:: Exercise description ::
In your copy, each line below is repeated exactly and no image appears.

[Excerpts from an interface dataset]
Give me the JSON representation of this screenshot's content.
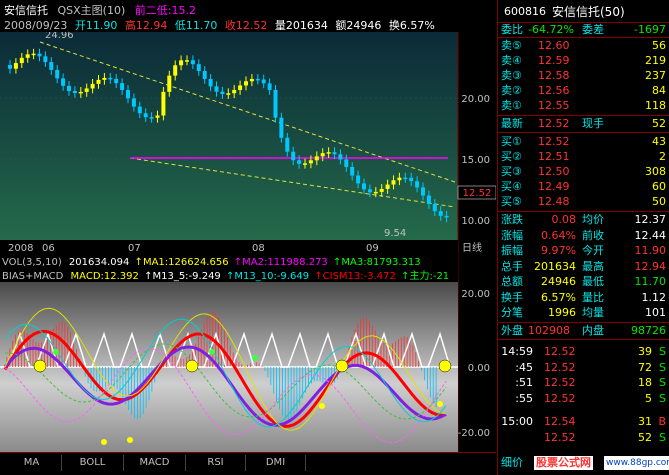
{
  "header": {
    "title": "安信信托",
    "indicator_title": "QSX主图(10)",
    "prev_high_label": "前二低:15.2",
    "date": "2008/09/23",
    "open": "开11.90",
    "high": "高12.94",
    "low": "低11.70",
    "close": "收12.52",
    "volume": "量201634",
    "amount": "额24946",
    "turnover": "换6.57%"
  },
  "price_axis": [
    "20.00",
    "15.00",
    "10.00"
  ],
  "price_markers": {
    "current_price": "12.52",
    "low_label": "9.54",
    "high_label": "24.96"
  },
  "time_axis": [
    "2008",
    "06",
    "07",
    "08",
    "09",
    "日线"
  ],
  "vol_line": {
    "label": "VOL(3,5,10)",
    "vol": "201634.094",
    "ma1": "MA1:126624.656",
    "ma2": "MA2:111988.273",
    "ma3": "MA3:81793.313"
  },
  "macd_line": {
    "label": "BIAS+MACD",
    "macd": "MACD:12.392",
    "m13_5": "M13_5:-9.249",
    "m13_10": "M13_10:-9.649",
    "cism": "CISM13:-3.472",
    "main": "主力:-21"
  },
  "macd_axis": [
    "20.00",
    "0.00",
    "-20.00"
  ],
  "bottom_tabs": [
    "MA",
    "BOLL",
    "MACD",
    "RSI",
    "DMI"
  ],
  "right_panel": {
    "code": "600816",
    "name": "安信信托(50)",
    "ratio_label": "委比",
    "ratio": "-64.72%",
    "diff_label": "委差",
    "diff": "-1697",
    "sells": [
      {
        "label": "卖⑤",
        "price": "12.60",
        "vol": "56"
      },
      {
        "label": "卖④",
        "price": "12.59",
        "vol": "219"
      },
      {
        "label": "卖③",
        "price": "12.58",
        "vol": "237"
      },
      {
        "label": "卖②",
        "price": "12.56",
        "vol": "84"
      },
      {
        "label": "卖①",
        "price": "12.55",
        "vol": "118"
      }
    ],
    "last_label": "最新",
    "last": "12.52",
    "cur_vol_label": "现手",
    "cur_vol": "52",
    "buys": [
      {
        "label": "买①",
        "price": "12.52",
        "vol": "43"
      },
      {
        "label": "买②",
        "price": "12.51",
        "vol": "2"
      },
      {
        "label": "买③",
        "price": "12.50",
        "vol": "308"
      },
      {
        "label": "买④",
        "price": "12.49",
        "vol": "60"
      },
      {
        "label": "买⑤",
        "price": "12.48",
        "vol": "50"
      }
    ],
    "stats": [
      {
        "l1": "涨跌",
        "v1": "0.08",
        "l2": "均价",
        "v2": "12.37"
      },
      {
        "l1": "涨幅",
        "v1": "0.64%",
        "l2": "前收",
        "v2": "12.44"
      },
      {
        "l1": "振幅",
        "v1": "9.97%",
        "l2": "今开",
        "v2": "11.90"
      },
      {
        "l1": "总手",
        "v1": "201634",
        "l2": "最高",
        "v2": "12.94"
      },
      {
        "l1": "总额",
        "v1": "24946",
        "l2": "最低",
        "v2": "11.70"
      },
      {
        "l1": "换手",
        "v1": "6.57%",
        "l2": "量比",
        "v2": "1.12"
      },
      {
        "l1": "分笔",
        "v1": "1996",
        "l2": "均量",
        "v2": "101"
      }
    ],
    "outer_label": "外盘",
    "outer": "102908",
    "inner_label": "内盘",
    "inner": "98726",
    "ticks": [
      {
        "time": "14:59",
        "price": "12.52",
        "vol": "39",
        "flag": "S"
      },
      {
        "time": ":45",
        "price": "12.52",
        "vol": "72",
        "flag": "S"
      },
      {
        "time": ":51",
        "price": "12.52",
        "vol": "18",
        "flag": "S"
      },
      {
        "time": ":55",
        "price": "12.52",
        "vol": "5",
        "flag": "S"
      },
      {
        "time": "15:00",
        "price": "12.54",
        "vol": "31",
        "flag": "B"
      },
      {
        "time": "",
        "price": "12.52",
        "vol": "52",
        "flag": "S"
      }
    ],
    "detail_label": "细价",
    "watermark": "股票公式网",
    "watermark_url": "www.88gp.com"
  }
}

:: Written reply ::
Give me the JSON representation of this screenshot's content.
{
  "header": {
    "title": "安信信托",
    "indicator_title": "QSX主图(10)",
    "prev_high_label": "前二低:15.2",
    "date": "2008/09/23",
    "open": "开11.90",
    "high": "高12.94",
    "low": "低11.70",
    "close": "收12.52",
    "volume": "量201634",
    "amount": "额24946",
    "turnover": "换6.57%"
  },
  "price_axis": [
    "20.00",
    "15.00",
    "10.00"
  ],
  "price_markers": {
    "current_price": "12.52",
    "low_label": "9.54",
    "high_label": "24.96"
  },
  "time_axis": [
    "2008",
    "06",
    "07",
    "08",
    "09",
    "日线"
  ],
  "vol_line": {
    "label": "VOL(3,5,10)",
    "vol": "201634.094",
    "ma1": "MA1:126624.656",
    "ma2": "MA2:111988.273",
    "ma3": "MA3:81793.313"
  },
  "macd_line": {
    "label": "BIAS+MACD",
    "macd": "MACD:12.392",
    "m13_5": "M13_5:-9.249",
    "m13_10": "M13_10:-9.649",
    "cism": "CISM13:-3.472",
    "main": "主力:-21"
  },
  "macd_axis": [
    "20.00",
    "0.00",
    "-20.00"
  ],
  "bottom_tabs": [
    "MA",
    "BOLL",
    "MACD",
    "RSI",
    "DMI"
  ],
  "right_panel": {
    "code": "600816",
    "name": "安信信托(50)",
    "ratio_label": "委比",
    "ratio": "-64.72%",
    "diff_label": "委差",
    "diff": "-1697",
    "sells": [
      {
        "label": "卖⑤",
        "price": "12.60",
        "vol": "56"
      },
      {
        "label": "卖④",
        "price": "12.59",
        "vol": "219"
      },
      {
        "label": "卖③",
        "price": "12.58",
        "vol": "237"
      },
      {
        "label": "卖②",
        "price": "12.56",
        "vol": "84"
      },
      {
        "label": "卖①",
        "price": "12.55",
        "vol": "118"
      }
    ],
    "last_label": "最新",
    "last": "12.52",
    "cur_vol_label": "现手",
    "cur_vol": "52",
    "buys": [
      {
        "label": "买①",
        "price": "12.52",
        "vol": "43"
      },
      {
        "label": "买②",
        "price": "12.51",
        "vol": "2"
      },
      {
        "label": "买③",
        "price": "12.50",
        "vol": "308"
      },
      {
        "label": "买④",
        "price": "12.49",
        "vol": "60"
      },
      {
        "label": "买⑤",
        "price": "12.48",
        "vol": "50"
      }
    ],
    "stats": [
      {
        "l1": "涨跌",
        "v1": "0.08",
        "l2": "均价",
        "v2": "12.37"
      },
      {
        "l1": "涨幅",
        "v1": "0.64%",
        "l2": "前收",
        "v2": "12.44"
      },
      {
        "l1": "振幅",
        "v1": "9.97%",
        "l2": "今开",
        "v2": "11.90"
      },
      {
        "l1": "总手",
        "v1": "201634",
        "l2": "最高",
        "v2": "12.94"
      },
      {
        "l1": "总额",
        "v1": "24946",
        "l2": "最低",
        "v2": "11.70"
      },
      {
        "l1": "换手",
        "v1": "6.57%",
        "l2": "量比",
        "v2": "1.12"
      },
      {
        "l1": "分笔",
        "v1": "1996",
        "l2": "均量",
        "v2": "101"
      }
    ],
    "outer_label": "外盘",
    "outer": "102908",
    "inner_label": "内盘",
    "inner": "98726",
    "ticks": [
      {
        "time": "14:59",
        "price": "12.52",
        "vol": "39",
        "flag": "S"
      },
      {
        "time": ":45",
        "price": "12.52",
        "vol": "72",
        "flag": "S"
      },
      {
        "time": ":51",
        "price": "12.52",
        "vol": "18",
        "flag": "S"
      },
      {
        "time": ":55",
        "price": "12.52",
        "vol": "5",
        "flag": "S"
      },
      {
        "time": "15:00",
        "price": "12.54",
        "vol": "31",
        "flag": "B"
      },
      {
        "time": "",
        "price": "12.52",
        "vol": "52",
        "flag": "S"
      }
    ],
    "detail_label": "细价",
    "watermark": "股票公式网",
    "watermark_url": "www.88gp.com"
  }
}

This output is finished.